Cuba Activates First-Ever Fiber Optic Cable
Cuba has long lagged behind its regional counterparts in telecommunications and Internet technologies, trailing even neighboring Haiti in numbers of mobile phone users and per capita internet access.
But in January Cuba took a big step forward in potential connectivity with the activation of its first fiber-optic cable connection. Although the cable linking Cuba and Venezuela is not yet fully operational, it can provide a much faster, much less expensive data transmission than the island's current communications systems, which relied exclusively on satellite hook ups. Experts estimate that the new cable has the technical capacity to increase by up to 3,000-fold Cuba's capacity to send and receive data.
Despite this recent progress, questions remain about how quickly Cuba's national telecoms provider can bring the cable sufficiently online to noticeably boost the functionality of mobile phone devices and the average user's Internet speeds. Also unknown is whether the new cable will lead to significantly improved communications links between the United States and Cuba.
Virginia on Cutting Edge of Cuba Agriculture Exports

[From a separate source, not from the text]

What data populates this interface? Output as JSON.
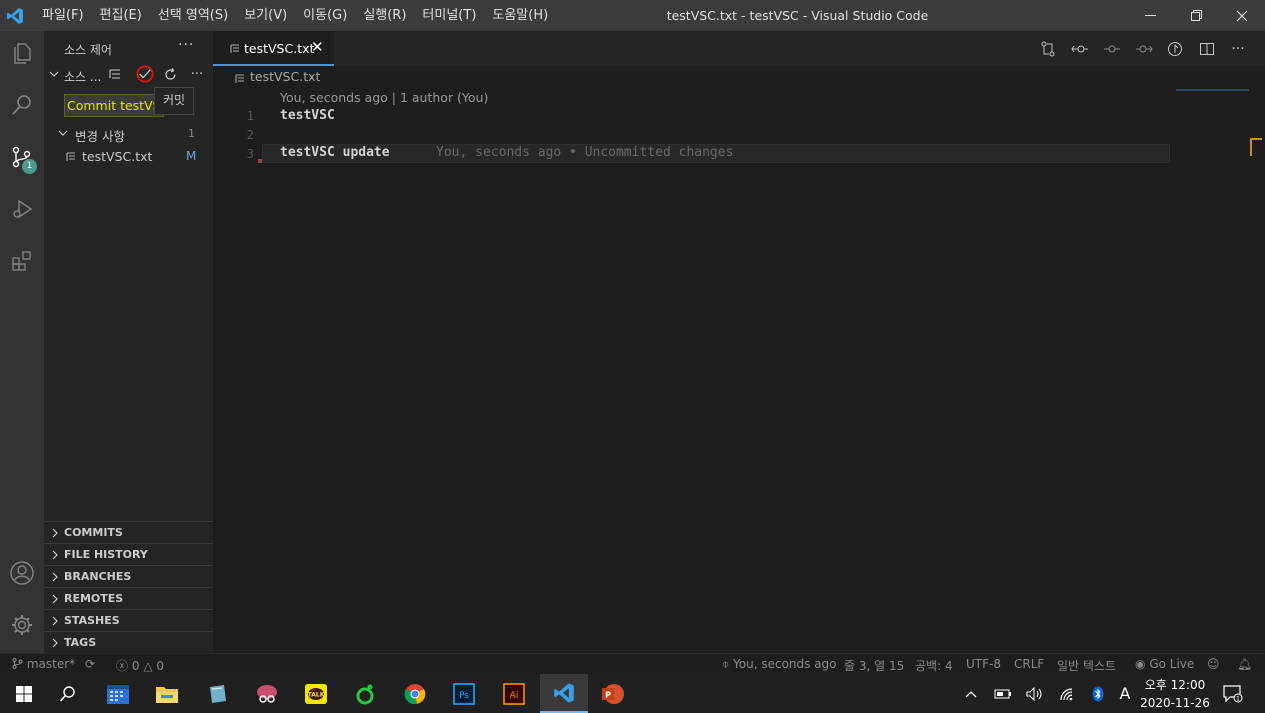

Farm products are the one major category of exports that are largely exempt from the U.S. embargo. In fact, total agriculture exports, which began in 2001, have exceeded $300 million every year since 2002 and even hit $710 million in 2008. Yet, in recent years U.S. exporters of some crops—particularly corn and rice—have reported a drop in Cuban purchase orders that they attribute to increased competition from growers in countries like Brazil and Vietnam. These losses have contributed to a modest downturn in total exports. But some states are bucking the trend.
Recent work by Virginia state's department of agriculture is helping the Virginia farmers secure a new export market for their products in Cuba. In the last five years, total Virginia exports to Cuba have more than doubled to an estimated $65 million in 2011 and in 2012 Virginia became Cuba's top supplier of apples.
Virginia's ability to increase its Cuba exports is in large part testament to the proactive steps its state government has taken to boost trade volumes. In November 2012, state Secretary of Agriculture Todd Haymore undertook his sixth consecutive trip to Havana to participate in Cuba's annual international trade fare—part of a long-term effort to forge trade ties with a potentially much larger future importer.
Analysis: White House Cabinet Changes
President Obama's selections of John Kerry as Secretary of State and Chuck Hagel as Secretary of Defense may impact Cuba policy decisions. Kerry and Hagel have both historically questioned the effectiveness of the embargo as a policy tool. Still, while the historic views of both on U.S.–Cuba relations have favored engagement over isolation, ultimate authority rests with a White House that proceeded cautiously on Cuba during President Obama's first term.